After facing demands from the Chinese government to filter articles in its news app, Apple has decided to completely disable Apple News in the region, according to the New York Times.

Launched as part of the iOS 9 update, Apple News is currently only available to users in the US, though it is being tested in the UK and Australia. Phones registered in the US can still access Apple News while travelling abroad, but now it seems that China's strict censorship laws have resulted in Apple's decision to block the app in the country. Anyone in China who tries to use Apple News will be faced with an error message that reads: "Can't refresh right now. News isn't supported in your current region."

Larry Salibra, founder and CEO of software testing platform Pay4Bugs, detailed his experience with Apple News while on a trip to China in a blog post titled 'How Apple Censors News in China.'

They're censoring news content that I downloaded and stored on my device purchased in the USA, before I even enter China just because my phone happens to connect to a Chinese signal floating over the border. On device censorship is much different than having your server blocked by the Great Firewall or not enabling a feature for customers with certain country iTunes account. That Apple has little choice doesn't make it any less creepy or outrageous.

Any foreign company that does not abide to China's strict censorship rules risks being blocked by its 'great firewall,' which is used to deny citizens access to many foreign websites such as Facebook and Twitter. The onus is on the companies to filter out any 'sensitive' content, and it seems that rather than risk something slipping through the net and incurring the Chinese government's wrath, Apple has decided that to remove the app entirely. Google pulled its operations out of China in 2010 after the company said it was no longer comfortable with censoring its search results.

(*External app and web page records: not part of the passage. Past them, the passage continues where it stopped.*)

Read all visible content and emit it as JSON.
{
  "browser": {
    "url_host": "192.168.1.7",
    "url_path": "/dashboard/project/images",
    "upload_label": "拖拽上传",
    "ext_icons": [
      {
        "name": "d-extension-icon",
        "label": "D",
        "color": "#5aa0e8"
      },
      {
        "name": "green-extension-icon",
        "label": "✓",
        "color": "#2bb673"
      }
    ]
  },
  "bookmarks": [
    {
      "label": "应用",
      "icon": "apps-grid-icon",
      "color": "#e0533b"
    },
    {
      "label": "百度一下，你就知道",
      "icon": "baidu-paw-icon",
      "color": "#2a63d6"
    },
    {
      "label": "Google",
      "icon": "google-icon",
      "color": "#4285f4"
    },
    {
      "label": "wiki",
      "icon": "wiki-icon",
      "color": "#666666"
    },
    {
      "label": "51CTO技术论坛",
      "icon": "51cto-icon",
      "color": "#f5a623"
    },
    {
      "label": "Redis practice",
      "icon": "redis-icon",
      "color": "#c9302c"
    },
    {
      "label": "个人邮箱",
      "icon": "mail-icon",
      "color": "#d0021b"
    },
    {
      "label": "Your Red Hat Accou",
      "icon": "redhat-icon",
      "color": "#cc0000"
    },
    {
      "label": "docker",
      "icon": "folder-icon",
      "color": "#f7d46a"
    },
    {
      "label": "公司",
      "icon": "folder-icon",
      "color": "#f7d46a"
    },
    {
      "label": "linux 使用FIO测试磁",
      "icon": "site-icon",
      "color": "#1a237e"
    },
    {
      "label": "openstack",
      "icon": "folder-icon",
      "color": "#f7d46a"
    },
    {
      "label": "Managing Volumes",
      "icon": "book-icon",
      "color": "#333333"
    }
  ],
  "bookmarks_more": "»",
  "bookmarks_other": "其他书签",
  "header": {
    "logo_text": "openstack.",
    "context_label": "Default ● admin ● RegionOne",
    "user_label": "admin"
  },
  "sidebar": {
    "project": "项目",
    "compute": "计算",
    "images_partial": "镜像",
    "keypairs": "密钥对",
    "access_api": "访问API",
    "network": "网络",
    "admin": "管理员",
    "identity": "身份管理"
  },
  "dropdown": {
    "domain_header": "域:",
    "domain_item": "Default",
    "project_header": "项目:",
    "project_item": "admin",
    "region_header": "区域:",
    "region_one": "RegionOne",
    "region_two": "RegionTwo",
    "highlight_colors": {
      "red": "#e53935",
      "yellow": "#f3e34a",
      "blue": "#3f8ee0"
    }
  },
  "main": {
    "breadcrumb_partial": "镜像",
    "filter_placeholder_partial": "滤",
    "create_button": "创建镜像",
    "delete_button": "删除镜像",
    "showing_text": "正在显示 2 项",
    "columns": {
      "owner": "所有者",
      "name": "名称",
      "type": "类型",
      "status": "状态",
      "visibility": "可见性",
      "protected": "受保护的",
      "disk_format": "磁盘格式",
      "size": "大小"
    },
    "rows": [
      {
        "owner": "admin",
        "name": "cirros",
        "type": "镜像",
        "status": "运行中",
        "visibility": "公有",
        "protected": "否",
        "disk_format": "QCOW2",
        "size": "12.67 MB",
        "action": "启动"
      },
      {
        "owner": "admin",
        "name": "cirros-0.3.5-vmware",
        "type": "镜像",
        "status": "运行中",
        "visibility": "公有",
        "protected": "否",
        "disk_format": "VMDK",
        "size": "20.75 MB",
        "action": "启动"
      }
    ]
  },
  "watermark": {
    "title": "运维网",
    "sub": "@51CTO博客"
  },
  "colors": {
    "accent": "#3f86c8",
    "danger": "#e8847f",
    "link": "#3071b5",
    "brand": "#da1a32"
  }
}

China is Apple's second-largest source of revenue after the United States, with sales of more than $13 billion in the third quarter. The Cupertino-based company has yet to comment on the story.